_Exercise directions_
Without the pictures, set down every line of the data exactly.

_Task data_

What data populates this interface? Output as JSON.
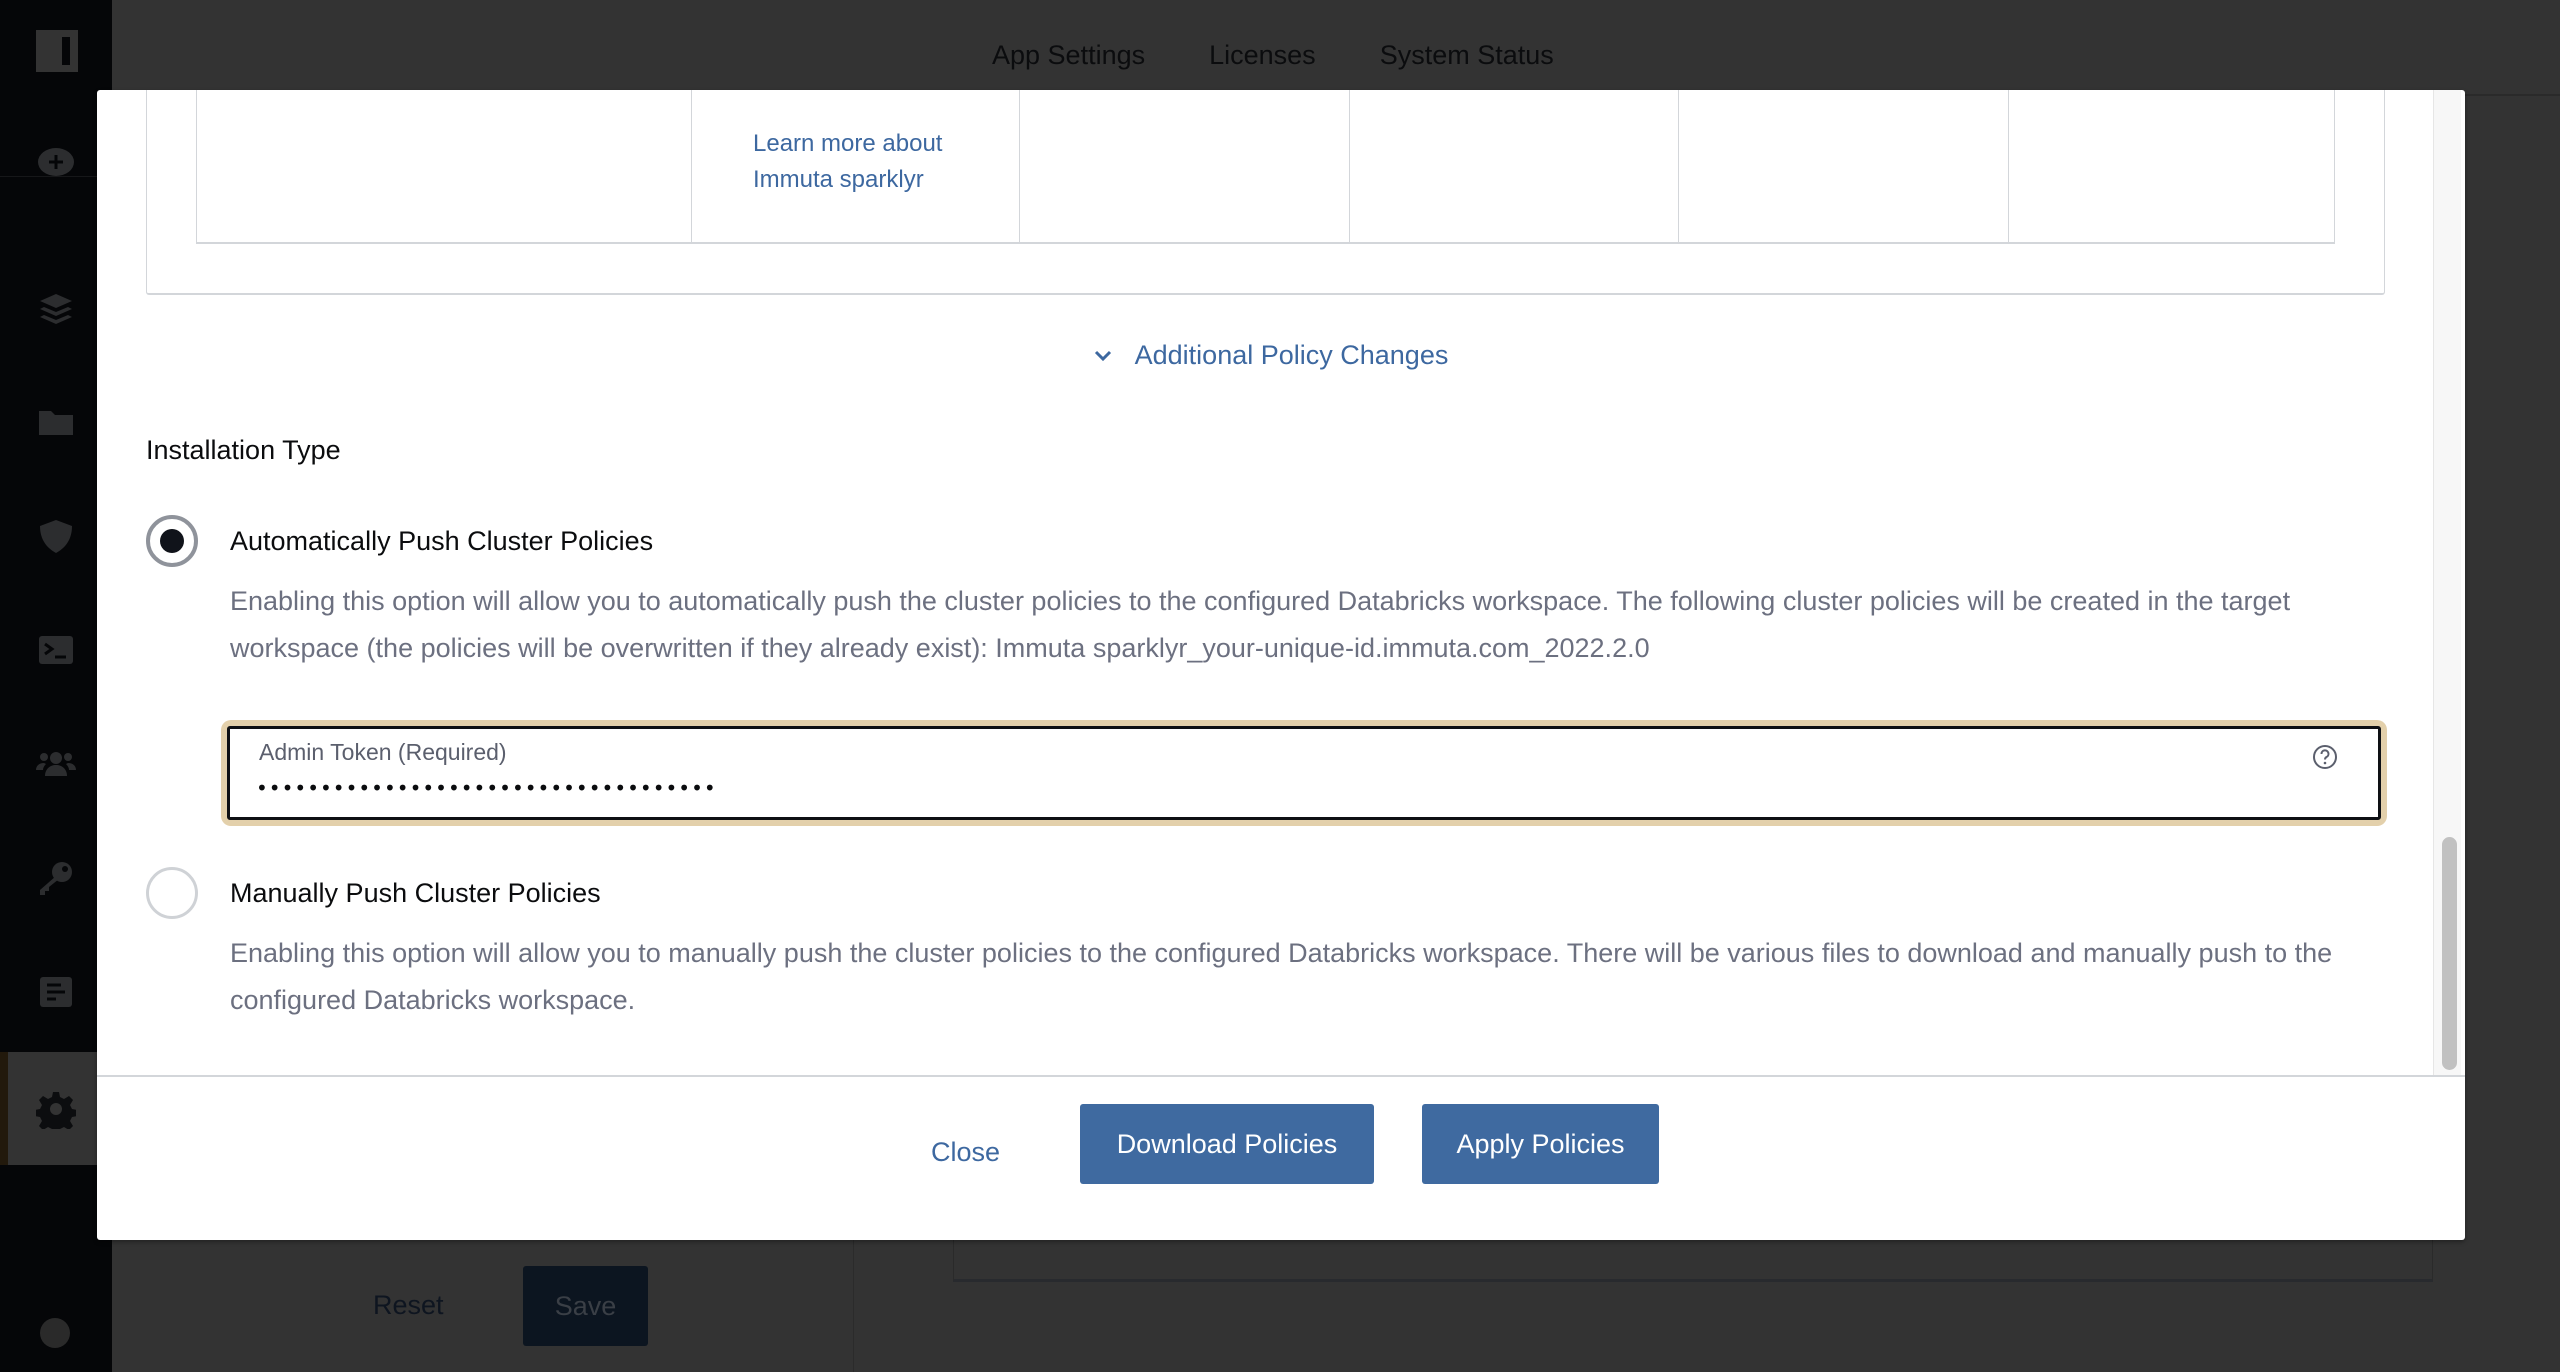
{
  "topnav": {
    "tabs": [
      "App Settings",
      "Licenses",
      "System Status"
    ]
  },
  "sidebar": {
    "items": [
      {
        "icon": "plus-circle-icon"
      },
      {
        "icon": "layers-icon"
      },
      {
        "icon": "folder-icon"
      },
      {
        "icon": "shield-icon"
      },
      {
        "icon": "terminal-icon"
      },
      {
        "icon": "users-icon"
      },
      {
        "icon": "key-icon"
      },
      {
        "icon": "report-icon"
      },
      {
        "icon": "gear-icon",
        "active": true
      },
      {
        "icon": "arrow-right-circle-icon"
      }
    ]
  },
  "background": {
    "reset_label": "Reset",
    "save_label": "Save"
  },
  "modal": {
    "table": {
      "link_text": "Learn more about Immuta sparklyr"
    },
    "additional_toggle": "Additional Policy Changes",
    "installation_type_title": "Installation Type",
    "options": [
      {
        "label": "Automatically Push Cluster Policies",
        "selected": true,
        "description": "Enabling this option will allow you to automatically push the cluster policies to the configured Databricks workspace. The following cluster policies will be created in the target workspace (the policies will be overwritten if they already exist): Immuta sparklyr_your-unique-id.immuta.com_2022.2.0"
      },
      {
        "label": "Manually Push Cluster Policies",
        "selected": false,
        "description": "Enabling this option will allow you to manually push the cluster policies to the configured Databricks workspace. There will be various files to download and manually push to the configured Databricks workspace."
      }
    ],
    "admin_token": {
      "label": "Admin Token (Required)",
      "value": "••••••••••••••••••••••••••••••••••••"
    },
    "footer": {
      "close_label": "Close",
      "download_label": "Download Policies",
      "apply_label": "Apply Policies"
    }
  },
  "colors": {
    "accent": "#3f6aa0",
    "link": "#3d68a0",
    "focus_ring": "#e3d0ab",
    "sidebar_bg": "#050608",
    "overlay_bg": "#333333"
  }
}
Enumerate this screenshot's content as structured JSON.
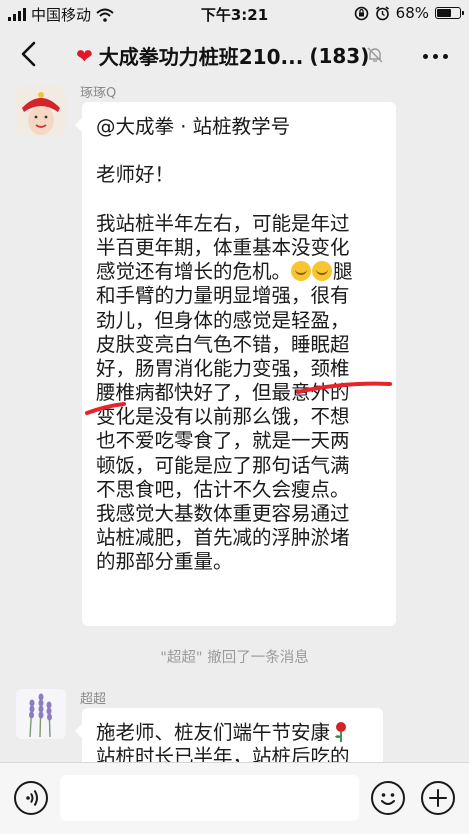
{
  "status_bar": {
    "carrier": "中国移动",
    "time": "下午3:21",
    "battery": "68%",
    "battery_level": 0.68
  },
  "nav": {
    "title": "大成拳功力桩班210...",
    "member_count": "(183)"
  },
  "messages": [
    {
      "sender": "琢琢Q",
      "lines": [
        "@大成拳 · 站桩教学号",
        "",
        "老师好！",
        "",
        "我站桩半年左右，可能是年过",
        "半百更年期，体重基本没变化",
        "感觉还有增长的危机。",
        "腿",
        "和手臂的力量明显增强，很有",
        "劲儿，但身体的感觉是轻盈，",
        "皮肤变亮白气色不错，睡眠超",
        "好，肠胃消化能力变强，颈椎",
        "腰椎病都快好了，但最意外的",
        "变化是没有以前那么饿，不想",
        "也不爱吃零食了，就是一天两",
        "顿饭，可能是应了那句话气满",
        "不思食吧，估计不久会瘦点。",
        "我感觉大基数体重更容易通过",
        "站桩减肥，首先减的浮肿淤堵",
        "的那部分重量。"
      ]
    },
    {
      "sender": "超超",
      "lines": [
        "施老师、桩友们端午节安康",
        "站桩时长已半年，站桩后吃的"
      ]
    }
  ],
  "recall_notice": "\"超超\" 撤回了一条消息",
  "icons": {
    "back": "chevron-left-icon",
    "mute": "bell-slash-icon",
    "more": "ellipsis-icon",
    "voice": "voice-icon",
    "emoji": "smiley-icon",
    "plus": "plus-icon"
  },
  "colors": {
    "background": "#ededed",
    "bubble": "#ffffff",
    "heart": "#e0182b",
    "annotation": "#e8232b"
  }
}
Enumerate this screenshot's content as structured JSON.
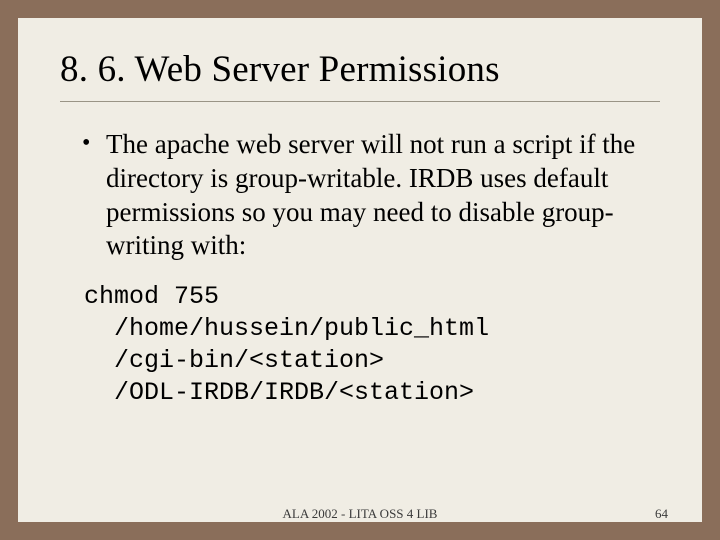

_Response to this exercise_
What data populates this interface? Output as JSON.
{
  "topnav": {
    "tabs": [
      "App Settings",
      "Licenses",
      "System Status"
    ]
  },
  "sidebar": {
    "items": [
      {
        "icon": "plus-circle-icon"
      },
      {
        "icon": "layers-icon"
      },
      {
        "icon": "folder-icon"
      },
      {
        "icon": "shield-icon"
      },
      {
        "icon": "terminal-icon"
      },
      {
        "icon": "users-icon"
      },
      {
        "icon": "key-icon"
      },
      {
        "icon": "report-icon"
      },
      {
        "icon": "gear-icon",
        "active": true
      },
      {
        "icon": "arrow-right-circle-icon"
      }
    ]
  },
  "background": {
    "reset_label": "Reset",
    "save_label": "Save"
  },
  "modal": {
    "table": {
      "link_text": "Learn more about Immuta sparklyr"
    },
    "additional_toggle": "Additional Policy Changes",
    "installation_type_title": "Installation Type",
    "options": [
      {
        "label": "Automatically Push Cluster Policies",
        "selected": true,
        "description": "Enabling this option will allow you to automatically push the cluster policies to the configured Databricks workspace. The following cluster policies will be created in the target workspace (the policies will be overwritten if they already exist): Immuta sparklyr_your-unique-id.immuta.com_2022.2.0"
      },
      {
        "label": "Manually Push Cluster Policies",
        "selected": false,
        "description": "Enabling this option will allow you to manually push the cluster policies to the configured Databricks workspace. There will be various files to download and manually push to the configured Databricks workspace."
      }
    ],
    "admin_token": {
      "label": "Admin Token (Required)",
      "value": "••••••••••••••••••••••••••••••••••••"
    },
    "footer": {
      "close_label": "Close",
      "download_label": "Download Policies",
      "apply_label": "Apply Policies"
    }
  },
  "colors": {
    "accent": "#3f6aa0",
    "link": "#3d68a0",
    "focus_ring": "#e3d0ab",
    "sidebar_bg": "#050608",
    "overlay_bg": "#333333"
  }
}
Enumerate this screenshot's content as structured JSON.
{
  "status_bar": {
    "carrier": "中国移动",
    "time": "下午3:21",
    "battery": "68%",
    "battery_level": 0.68
  },
  "nav": {
    "title": "大成拳功力桩班210...",
    "member_count": "(183)"
  },
  "messages": [
    {
      "sender": "琢琢Q",
      "lines": [
        "@大成拳 · 站桩教学号",
        "",
        "老师好！",
        "",
        "我站桩半年左右，可能是年过",
        "半百更年期，体重基本没变化",
        "感觉还有增长的危机。",
        "腿",
        "和手臂的力量明显增强，很有",
        "劲儿，但身体的感觉是轻盈，",
        "皮肤变亮白气色不错，睡眠超",
        "好，肠胃消化能力变强，颈椎",
        "腰椎病都快好了，但最意外的",
        "变化是没有以前那么饿，不想",
        "也不爱吃零食了，就是一天两",
        "顿饭，可能是应了那句话气满",
        "不思食吧，估计不久会瘦点。",
        "我感觉大基数体重更容易通过",
        "站桩减肥，首先减的浮肿淤堵",
        "的那部分重量。"
      ]
    },
    {
      "sender": "超超",
      "lines": [
        "施老师、桩友们端午节安康",
        "站桩时长已半年，站桩后吃的"
      ]
    }
  ],
  "recall_notice": "\"超超\" 撤回了一条消息",
  "icons": {
    "back": "chevron-left-icon",
    "mute": "bell-slash-icon",
    "more": "ellipsis-icon",
    "voice": "voice-icon",
    "emoji": "smiley-icon",
    "plus": "plus-icon"
  },
  "colors": {
    "background": "#ededed",
    "bubble": "#ffffff",
    "heart": "#e0182b",
    "annotation": "#e8232b"
  }
}
Enumerate this screenshot's content as structured JSON.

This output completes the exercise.